Interface dataset entries:
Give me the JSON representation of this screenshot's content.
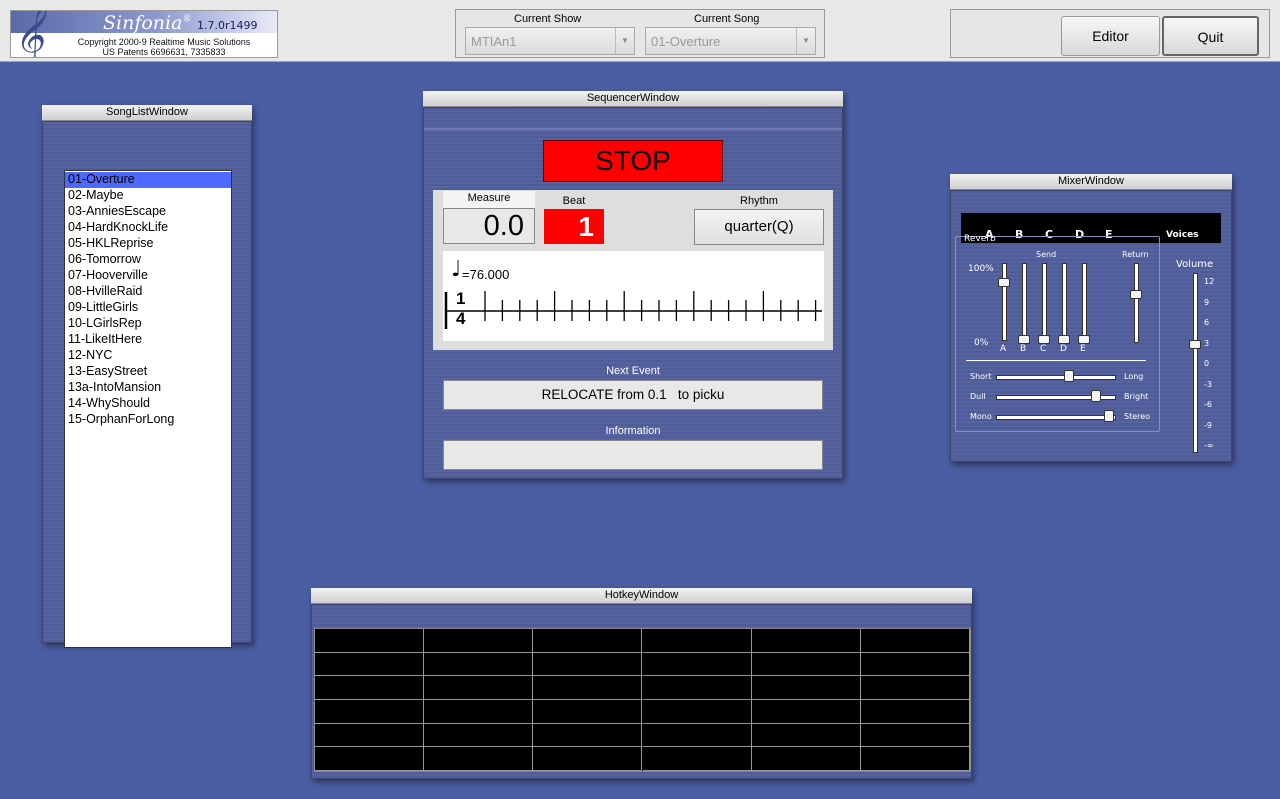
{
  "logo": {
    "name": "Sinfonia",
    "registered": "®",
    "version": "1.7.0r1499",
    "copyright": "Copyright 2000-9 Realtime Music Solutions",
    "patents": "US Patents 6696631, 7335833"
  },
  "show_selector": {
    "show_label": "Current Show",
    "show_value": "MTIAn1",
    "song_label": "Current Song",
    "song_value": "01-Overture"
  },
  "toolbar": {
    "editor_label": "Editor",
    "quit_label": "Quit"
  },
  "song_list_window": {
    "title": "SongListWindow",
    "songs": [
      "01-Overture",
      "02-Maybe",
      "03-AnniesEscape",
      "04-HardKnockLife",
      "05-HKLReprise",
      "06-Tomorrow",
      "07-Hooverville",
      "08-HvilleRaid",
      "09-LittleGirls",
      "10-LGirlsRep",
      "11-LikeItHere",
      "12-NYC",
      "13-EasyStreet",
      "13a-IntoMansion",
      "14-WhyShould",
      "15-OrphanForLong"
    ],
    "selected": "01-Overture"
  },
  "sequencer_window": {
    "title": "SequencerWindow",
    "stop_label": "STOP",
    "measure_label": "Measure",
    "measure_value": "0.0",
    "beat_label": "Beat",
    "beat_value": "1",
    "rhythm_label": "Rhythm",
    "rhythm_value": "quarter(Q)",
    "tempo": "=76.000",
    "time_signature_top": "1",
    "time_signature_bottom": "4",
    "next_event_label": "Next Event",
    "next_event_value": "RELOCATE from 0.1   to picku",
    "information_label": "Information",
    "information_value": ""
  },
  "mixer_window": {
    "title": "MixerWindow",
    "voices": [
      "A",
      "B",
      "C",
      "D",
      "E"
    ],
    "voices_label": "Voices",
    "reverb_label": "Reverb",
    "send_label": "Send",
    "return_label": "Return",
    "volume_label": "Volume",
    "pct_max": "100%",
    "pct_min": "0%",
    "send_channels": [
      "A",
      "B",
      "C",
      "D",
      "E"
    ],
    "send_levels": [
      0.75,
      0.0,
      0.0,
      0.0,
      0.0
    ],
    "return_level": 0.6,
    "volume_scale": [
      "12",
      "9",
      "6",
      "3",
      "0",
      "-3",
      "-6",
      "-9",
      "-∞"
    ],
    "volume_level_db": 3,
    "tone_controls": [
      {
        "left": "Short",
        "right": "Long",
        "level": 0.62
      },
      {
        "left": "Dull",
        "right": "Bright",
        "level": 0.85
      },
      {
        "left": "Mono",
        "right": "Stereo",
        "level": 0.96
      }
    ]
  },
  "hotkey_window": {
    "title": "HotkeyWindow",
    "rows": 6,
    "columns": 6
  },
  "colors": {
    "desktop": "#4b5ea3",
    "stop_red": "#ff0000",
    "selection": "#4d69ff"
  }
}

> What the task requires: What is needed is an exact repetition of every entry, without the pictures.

> Result of this task:
Give me the JSON representation of this screenshot's content.
{
  "logo": {
    "name": "Sinfonia",
    "registered": "®",
    "version": "1.7.0r1499",
    "copyright": "Copyright 2000-9 Realtime Music Solutions",
    "patents": "US Patents 6696631, 7335833"
  },
  "show_selector": {
    "show_label": "Current Show",
    "show_value": "MTIAn1",
    "song_label": "Current Song",
    "song_value": "01-Overture"
  },
  "toolbar": {
    "editor_label": "Editor",
    "quit_label": "Quit"
  },
  "song_list_window": {
    "title": "SongListWindow",
    "songs": [
      "01-Overture",
      "02-Maybe",
      "03-AnniesEscape",
      "04-HardKnockLife",
      "05-HKLReprise",
      "06-Tomorrow",
      "07-Hooverville",
      "08-HvilleRaid",
      "09-LittleGirls",
      "10-LGirlsRep",
      "11-LikeItHere",
      "12-NYC",
      "13-EasyStreet",
      "13a-IntoMansion",
      "14-WhyShould",
      "15-OrphanForLong"
    ],
    "selected": "01-Overture"
  },
  "sequencer_window": {
    "title": "SequencerWindow",
    "stop_label": "STOP",
    "measure_label": "Measure",
    "measure_value": "0.0",
    "beat_label": "Beat",
    "beat_value": "1",
    "rhythm_label": "Rhythm",
    "rhythm_value": "quarter(Q)",
    "tempo": "=76.000",
    "time_signature_top": "1",
    "time_signature_bottom": "4",
    "next_event_label": "Next Event",
    "next_event_value": "RELOCATE from 0.1   to picku",
    "information_label": "Information",
    "information_value": ""
  },
  "mixer_window": {
    "title": "MixerWindow",
    "voices": [
      "A",
      "B",
      "C",
      "D",
      "E"
    ],
    "voices_label": "Voices",
    "reverb_label": "Reverb",
    "send_label": "Send",
    "return_label": "Return",
    "volume_label": "Volume",
    "pct_max": "100%",
    "pct_min": "0%",
    "send_channels": [
      "A",
      "B",
      "C",
      "D",
      "E"
    ],
    "send_levels": [
      0.75,
      0.0,
      0.0,
      0.0,
      0.0
    ],
    "return_level": 0.6,
    "volume_scale": [
      "12",
      "9",
      "6",
      "3",
      "0",
      "-3",
      "-6",
      "-9",
      "-∞"
    ],
    "volume_level_db": 3,
    "tone_controls": [
      {
        "left": "Short",
        "right": "Long",
        "level": 0.62
      },
      {
        "left": "Dull",
        "right": "Bright",
        "level": 0.85
      },
      {
        "left": "Mono",
        "right": "Stereo",
        "level": 0.96
      }
    ]
  },
  "hotkey_window": {
    "title": "HotkeyWindow",
    "rows": 6,
    "columns": 6
  },
  "colors": {
    "desktop": "#4b5ea3",
    "stop_red": "#ff0000",
    "selection": "#4d69ff"
  }
}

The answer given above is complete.